The legendary line “show me the money”, that Cuba Gooding Junior says to his sports manager Tom Cruise in the film Jerry Maguire for me best describes the attitude towards companies’ marketing and sales processes. Hence the heading of this article.
Over the last few years, I’ve noticed how management and executive personnel actually do worry (Industry 4.0) about finding meaningful applications for networking and information gathering.
When, despite the help of an advisor and a 300-page concept paper, they really can’t come up with anything, there’s always Plan B: sensors on anything that’s available, then drop the collected data into a data lake – the oil of the future flows into the data warehouse.
What surprises me about this digitalization euphoria is that marketing and sales get worse than stepmother treatment here, and manufacturing companies in the B2B area are sometimes almost totally overlooked. At best, there’s an enormous black hole here.
All About Cost?
And the strange thing is, very often cost savings, cost efficiency and rational allocation of resources are given as reasons for Industry 4.0 ambitions. Henry Ford is said to have made the observation that half of the money he spent on marketing was wasted, but unfortunately he didn’t know which half. These days we do know, in fact it’s pretty simple, but apparently nobody is particularly interested in saving costs or stepping up efficiency here.
And the thing is, digitalization and generation of information in marketing generally speaking requires very little code, sometimes only a couple of lines.
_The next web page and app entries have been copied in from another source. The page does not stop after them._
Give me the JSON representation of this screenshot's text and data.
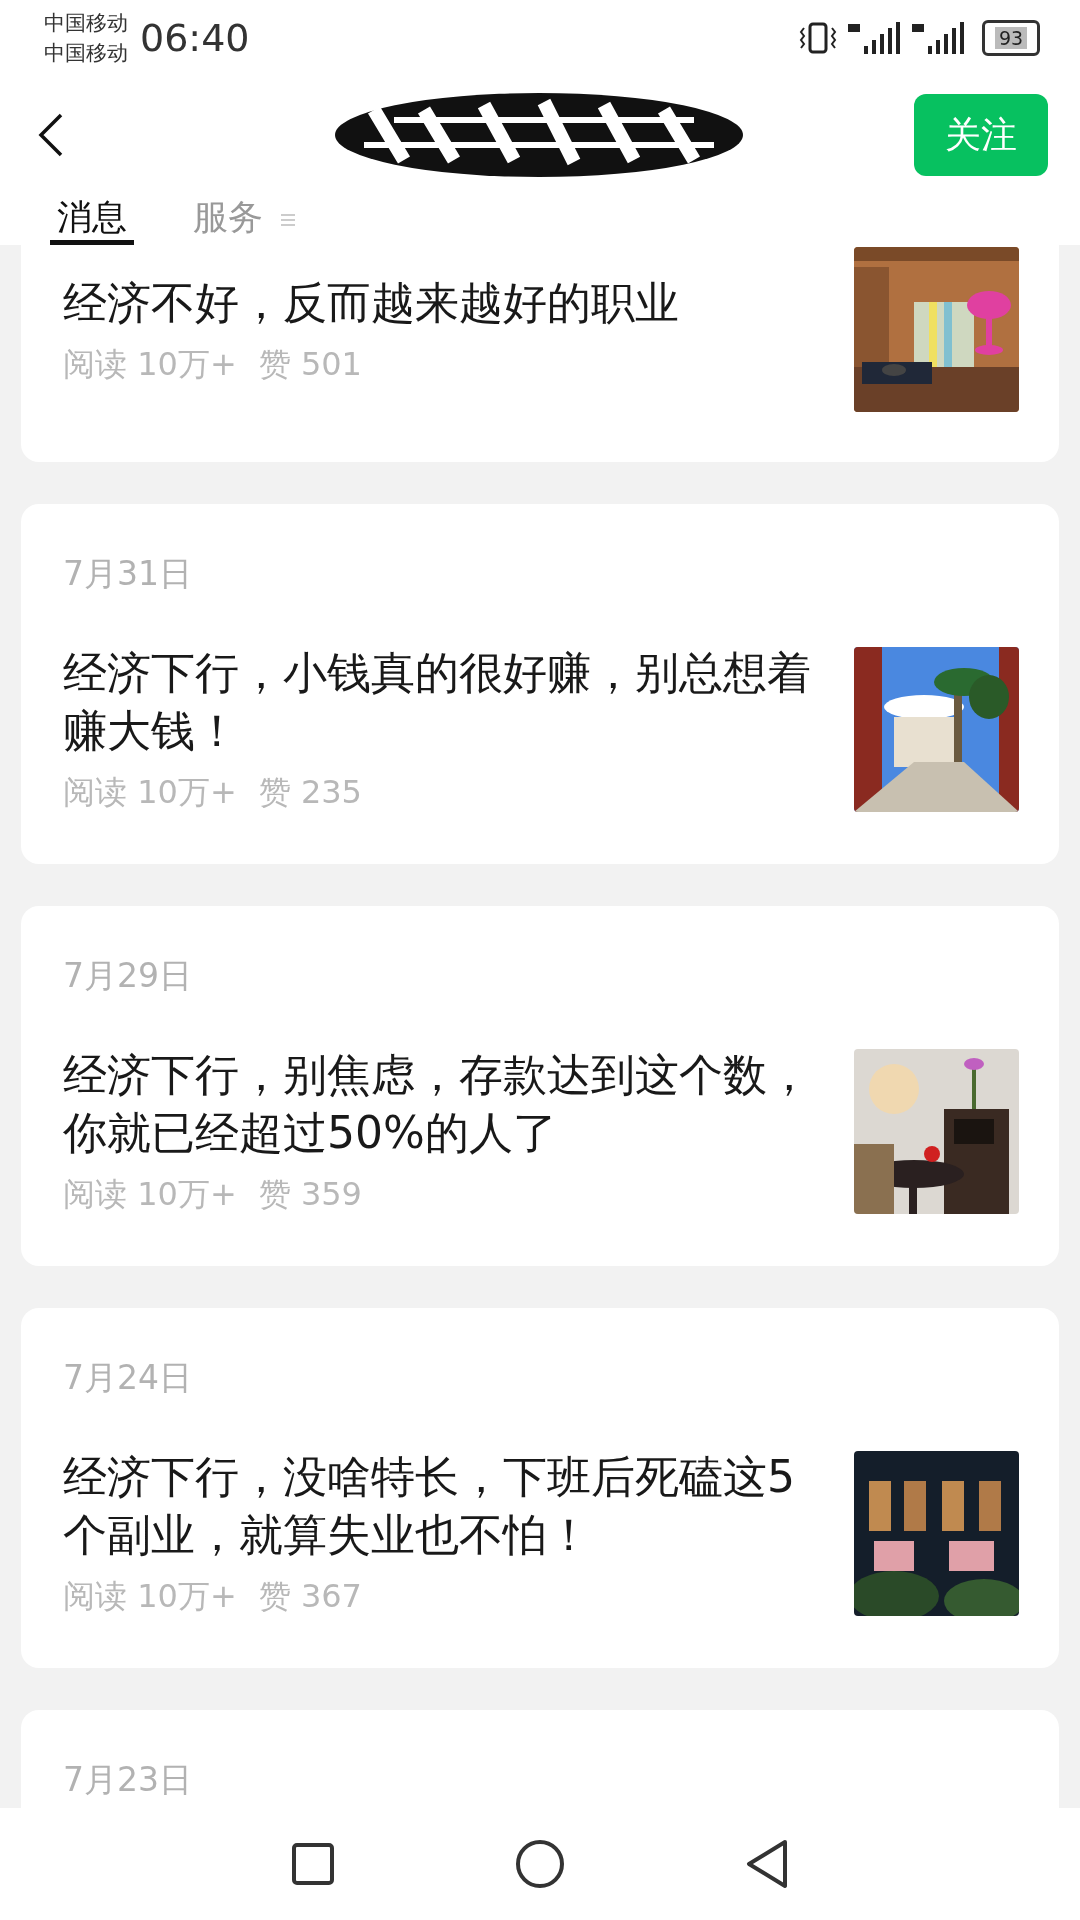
{
  "status_bar": {
    "carriers": [
      "中国移动",
      "中国移动"
    ],
    "time": "06:40",
    "battery": "93"
  },
  "header": {
    "follow_button": "关注"
  },
  "tabs": [
    {
      "label": "消息",
      "selected": true,
      "has_menu": false
    },
    {
      "label": "服务",
      "selected": false,
      "has_menu": true
    }
  ],
  "articles": [
    {
      "title": "经济不好，反而越来越好的职业",
      "reads": "阅读 10万+",
      "likes": "赞 501"
    },
    {
      "date": "7月31日",
      "title": "经济下行，小钱真的很好赚，别总想着赚大钱！",
      "reads": "阅读 10万+",
      "likes": "赞 235"
    },
    {
      "date": "7月29日",
      "title": "经济下行，别焦虑，存款达到这个数，你就已经超过50%的人了",
      "reads": "阅读 10万+",
      "likes": "赞 359"
    },
    {
      "date": "7月24日",
      "title": "经济下行，没啥特长，下班后死磕这5个副业，就算失业也不怕！",
      "reads": "阅读 10万+",
      "likes": "赞 367"
    },
    {
      "date": "7月23日"
    }
  ]
}
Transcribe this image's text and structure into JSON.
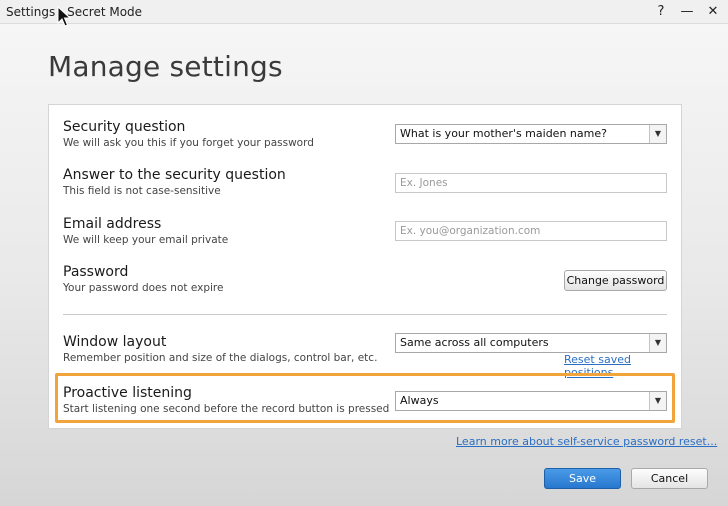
{
  "window": {
    "title": "Settings - Secret Mode",
    "help": "?",
    "minimize": "—",
    "close": "✕"
  },
  "page_title": "Manage settings",
  "settings": {
    "security_question": {
      "title": "Security question",
      "description": "We will ask you this if you forget your password",
      "value": "What is your mother's maiden name?"
    },
    "answer": {
      "title": "Answer to the security question",
      "description": "This field is not case-sensitive",
      "placeholder": "Ex. Jones"
    },
    "email": {
      "title": "Email address",
      "description": "We will keep your email private",
      "placeholder": "Ex. you@organization.com"
    },
    "password": {
      "title": "Password",
      "description": "Your password does not expire",
      "button": "Change password"
    },
    "window_layout": {
      "title": "Window layout",
      "description": "Remember position and size of the dialogs, control bar, etc.",
      "value": "Same across all computers",
      "link": "Reset saved positions"
    },
    "proactive_listening": {
      "title": "Proactive listening",
      "description": "Start listening one second before the record button is pressed",
      "value": "Always"
    }
  },
  "learn_more_link": "Learn more about self-service password reset...",
  "footer": {
    "save": "Save",
    "cancel": "Cancel"
  },
  "colors": {
    "accent": "#2877cf",
    "highlight": "#f0a43a",
    "link": "#2a6fc4"
  },
  "icons": {
    "dropdown": "chevron-down-icon",
    "cursor": "mouse-pointer-icon"
  }
}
It’s not the case that companies have nothing in their hand: CRM, newsletter tools, homepage and landing page evaluation, links to social media and email tracking are often available.
But these are like an elderly married couple – they coexist side by side. Moreover, these applications are above all used to fulfil their primary (process) purpose: sending newsletters, providing customer information, etc. The information thereby generated is only exploited in a very rudimentary way. But what practically never occurs is the networked application of this information. And yet how easy it would be.
To take just one example: newsletters to larger groups inevitably generate so-called “bounce messages”, i.e. an email goes undelivered because the intended recipient has left the company and his email address has been deleted. In 50 percent of cases, nothing happens with this information because email transmission to a deactivated address costs nothing and so has no impact on anything else.
In a further 30 percent of cases, this information is deleted in the newsletter system, simply for reasons of good IT hygiene. In yet further 20 percent of cases this information is passed to the CRM system and the dataset there is likewise deleted. But what almost never happens, i.e. in less than 10 percent of cases, is that this information is used as valuable intelligence.
In concrete terms, this means that a simple request to Xing or LinkedIn will provide the name of the intended email recipient’s new employer in a matter of seconds. A further request will in all probability also provide the name of that person’s successor. Both pieces of intelligence find their way to telesales or the relevant sales people as a telephone instruction (in CRM).
That this doesn’t happen is all the more astonishing, as the telesales people are desperately looking for excuses to call people with a particular purpose in mind. What better approach is there than a new job or a new position? I recently visited a larger company with a manageable number of newsletter recipients.
In the space of a year, 2000 bounce messages were received and deleted from its newsletter system, in my view 4000 lost contact opportunities. And that’s only one of at least 20 standard cases where, with simple digitalization, information gathering and proper utilization of information, unbelievable potential can be tapped into within a few days, in my view, a genuine treasure trove of data. And to sustain the excitement: exploiting true potential is in the downstream discipline – namely in sales.